Web page and app entries:
══════
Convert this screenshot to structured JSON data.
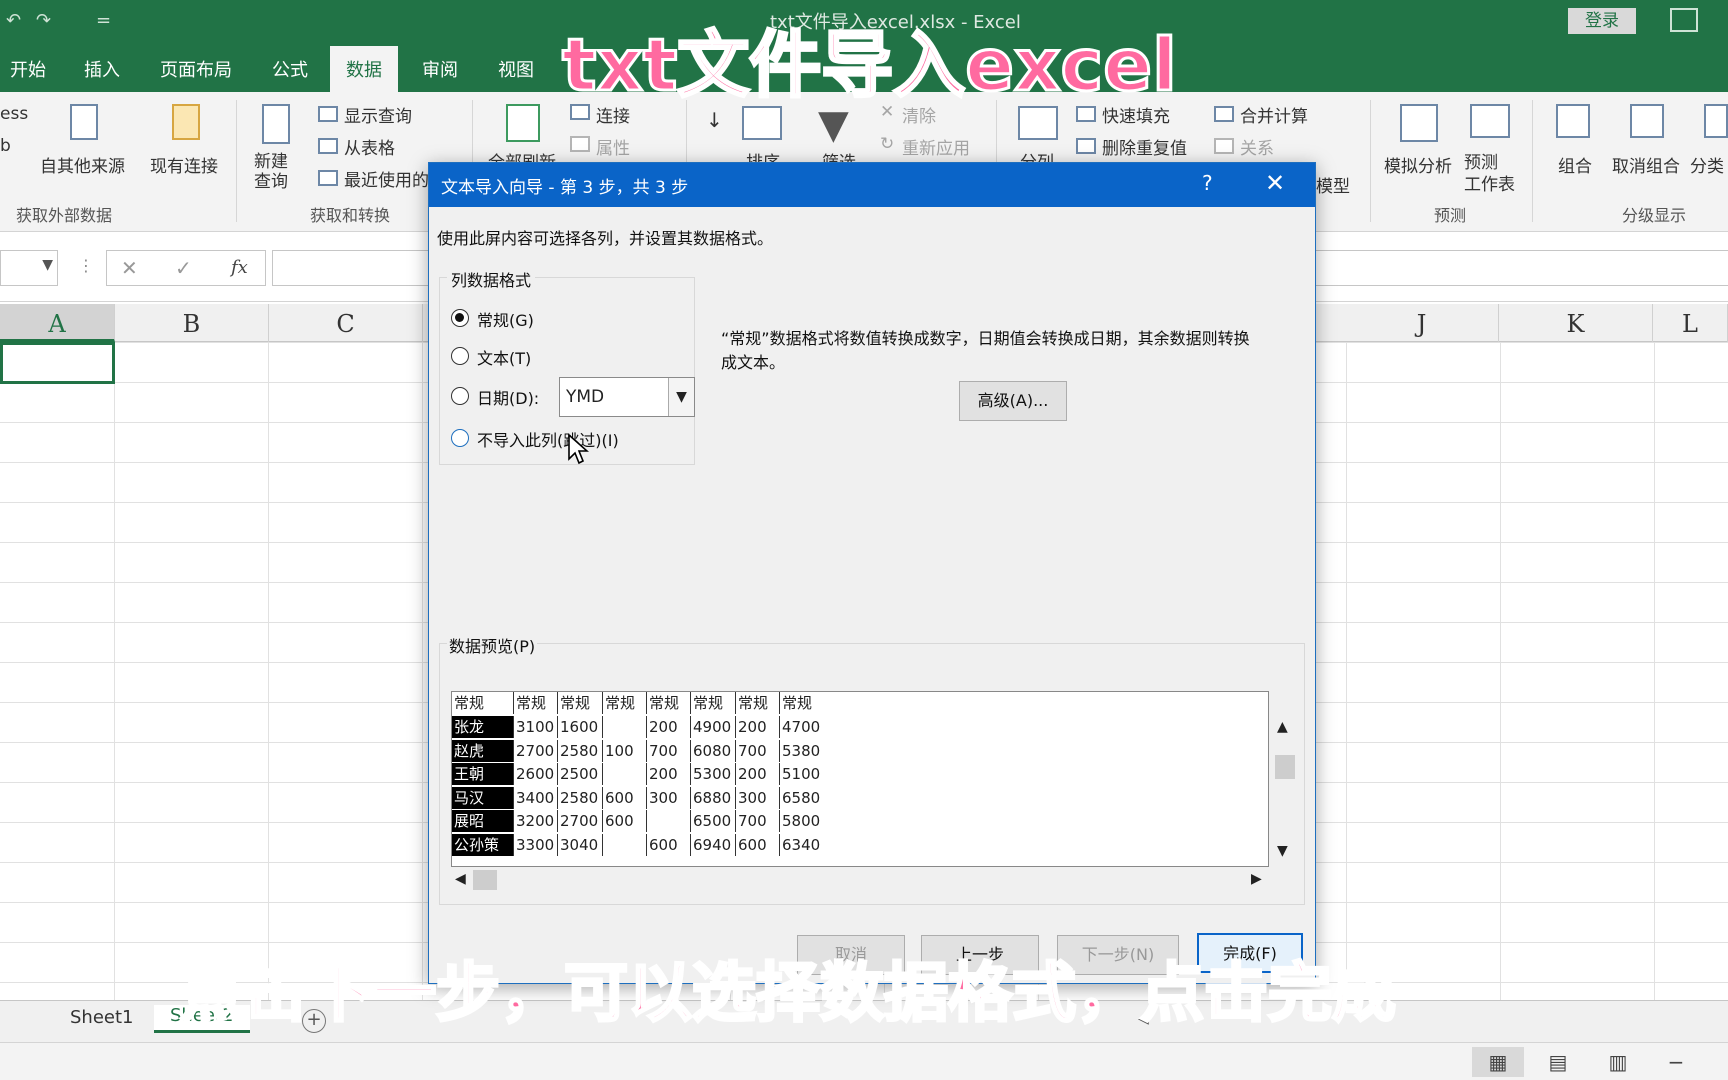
{
  "titlebar": {
    "title": "txt文件导入excel.xlsx  -  Excel",
    "login": "登录",
    "undo_glyph": "↶",
    "redo_glyph": "↷",
    "customize_glyph": "="
  },
  "tabs": [
    "开始",
    "插入",
    "页面布局",
    "公式",
    "数据",
    "审阅",
    "视图"
  ],
  "active_tab": "数据",
  "ribbon": {
    "access_partial": "ess",
    "web_partial": "b",
    "from_other_sources": "自其他来源",
    "existing_connections": "现有连接",
    "group_get_external": "获取外部数据",
    "new_query": "新建\n查询",
    "show_query": "显示查询",
    "from_table": "从表格",
    "recent_sources": "最近使用的",
    "group_get_transform": "获取和转换",
    "refresh_all": "全部刷新",
    "connections": "连接",
    "properties": "属性",
    "sort": "排序",
    "filter": "筛选",
    "clear": "清除",
    "reapply": "重新应用",
    "split": "分列",
    "flash_fill": "快速填充",
    "remove_duplicates": "删除重复值",
    "consolidate": "合并计算",
    "relationships": "关系",
    "data_model_partial": "模型",
    "what_if": "模拟分析",
    "forecast_sheet": "预测\n工作表",
    "group_forecast": "预测",
    "group": "组合",
    "ungroup": "取消组合",
    "subtotal_partial": "分类",
    "group_outline": "分级显示"
  },
  "formula_bar": {
    "cancel_glyph": "✕",
    "enter_glyph": "✓",
    "fx": "fx"
  },
  "columns": [
    "A",
    "B",
    "C",
    "J",
    "K",
    "L"
  ],
  "sheets": [
    "Sheet1",
    "Sheet2"
  ],
  "active_sheet": "Sheet2",
  "dialog": {
    "title": "文本导入向导 - 第 3 步，共 3 步",
    "help": "?",
    "close": "✕",
    "instruction": "使用此屏内容可选择各列，并设置其数据格式。",
    "group_label": "列数据格式",
    "options": [
      {
        "label": "常规(G)",
        "checked": true
      },
      {
        "label": "文本(T)",
        "checked": false
      },
      {
        "label": "日期(D):",
        "checked": false
      },
      {
        "label": "不导入此列(跳过)(I)",
        "checked": false
      }
    ],
    "date_format": "YMD",
    "description": "“常规”数据格式将数值转换成数字，日期值会转换成日期，其余数据则转换\n成文本。",
    "advanced_button": "高级(A)...",
    "preview_label": "数据预览(P)",
    "preview_header": [
      "常规",
      "常规",
      "常规",
      "常规",
      "常规",
      "常规",
      "常规",
      "常规"
    ],
    "preview_rows": [
      [
        "张龙",
        "3100",
        "1600",
        "",
        "200",
        "4900",
        "200",
        "4700"
      ],
      [
        "赵虎",
        "2700",
        "2580",
        "100",
        "700",
        "6080",
        "700",
        "5380"
      ],
      [
        "王朝",
        "2600",
        "2500",
        "",
        "200",
        "5300",
        "200",
        "5100"
      ],
      [
        "马汉",
        "3400",
        "2580",
        "600",
        "300",
        "6880",
        "300",
        "6580"
      ],
      [
        "展昭",
        "3200",
        "2700",
        "600",
        "",
        "6500",
        "700",
        "5800"
      ],
      [
        "公孙策",
        "3300",
        "3040",
        "",
        "600",
        "6940",
        "600",
        "6340"
      ]
    ],
    "buttons": {
      "cancel": "取消",
      "back": "上一步",
      "next": "下一步(N)",
      "finish": "完成(F)"
    }
  },
  "captions": {
    "top": "txt文件导入excel",
    "bottom": "点击下一步，可以选择数据格式，点击完成"
  }
}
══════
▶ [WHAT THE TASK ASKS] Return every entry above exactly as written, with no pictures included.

▶ [YOUR SOLUTION]
Convert this screenshot to structured JSON data.
{
  "titlebar": {
    "title": "txt文件导入excel.xlsx  -  Excel",
    "login": "登录",
    "undo_glyph": "↶",
    "redo_glyph": "↷",
    "customize_glyph": "="
  },
  "tabs": [
    "开始",
    "插入",
    "页面布局",
    "公式",
    "数据",
    "审阅",
    "视图"
  ],
  "active_tab": "数据",
  "ribbon": {
    "access_partial": "ess",
    "web_partial": "b",
    "from_other_sources": "自其他来源",
    "existing_connections": "现有连接",
    "group_get_external": "获取外部数据",
    "new_query": "新建\n查询",
    "show_query": "显示查询",
    "from_table": "从表格",
    "recent_sources": "最近使用的",
    "group_get_transform": "获取和转换",
    "refresh_all": "全部刷新",
    "connections": "连接",
    "properties": "属性",
    "sort": "排序",
    "filter": "筛选",
    "clear": "清除",
    "reapply": "重新应用",
    "split": "分列",
    "flash_fill": "快速填充",
    "remove_duplicates": "删除重复值",
    "consolidate": "合并计算",
    "relationships": "关系",
    "data_model_partial": "模型",
    "what_if": "模拟分析",
    "forecast_sheet": "预测\n工作表",
    "group_forecast": "预测",
    "group": "组合",
    "ungroup": "取消组合",
    "subtotal_partial": "分类",
    "group_outline": "分级显示"
  },
  "formula_bar": {
    "cancel_glyph": "✕",
    "enter_glyph": "✓",
    "fx": "fx"
  },
  "columns": [
    "A",
    "B",
    "C",
    "J",
    "K",
    "L"
  ],
  "sheets": [
    "Sheet1",
    "Sheet2"
  ],
  "active_sheet": "Sheet2",
  "dialog": {
    "title": "文本导入向导 - 第 3 步，共 3 步",
    "help": "?",
    "close": "✕",
    "instruction": "使用此屏内容可选择各列，并设置其数据格式。",
    "group_label": "列数据格式",
    "options": [
      {
        "label": "常规(G)",
        "checked": true
      },
      {
        "label": "文本(T)",
        "checked": false
      },
      {
        "label": "日期(D):",
        "checked": false
      },
      {
        "label": "不导入此列(跳过)(I)",
        "checked": false
      }
    ],
    "date_format": "YMD",
    "description": "“常规”数据格式将数值转换成数字，日期值会转换成日期，其余数据则转换\n成文本。",
    "advanced_button": "高级(A)...",
    "preview_label": "数据预览(P)",
    "preview_header": [
      "常规",
      "常规",
      "常规",
      "常规",
      "常规",
      "常规",
      "常规",
      "常规"
    ],
    "preview_rows": [
      [
        "张龙",
        "3100",
        "1600",
        "",
        "200",
        "4900",
        "200",
        "4700"
      ],
      [
        "赵虎",
        "2700",
        "2580",
        "100",
        "700",
        "6080",
        "700",
        "5380"
      ],
      [
        "王朝",
        "2600",
        "2500",
        "",
        "200",
        "5300",
        "200",
        "5100"
      ],
      [
        "马汉",
        "3400",
        "2580",
        "600",
        "300",
        "6880",
        "300",
        "6580"
      ],
      [
        "展昭",
        "3200",
        "2700",
        "600",
        "",
        "6500",
        "700",
        "5800"
      ],
      [
        "公孙策",
        "3300",
        "3040",
        "",
        "600",
        "6940",
        "600",
        "6340"
      ]
    ],
    "buttons": {
      "cancel": "取消",
      "back": "上一步",
      "next": "下一步(N)",
      "finish": "完成(F)"
    }
  },
  "captions": {
    "top": "txt文件导入excel",
    "bottom": "点击下一步，可以选择数据格式，点击完成"
  }
}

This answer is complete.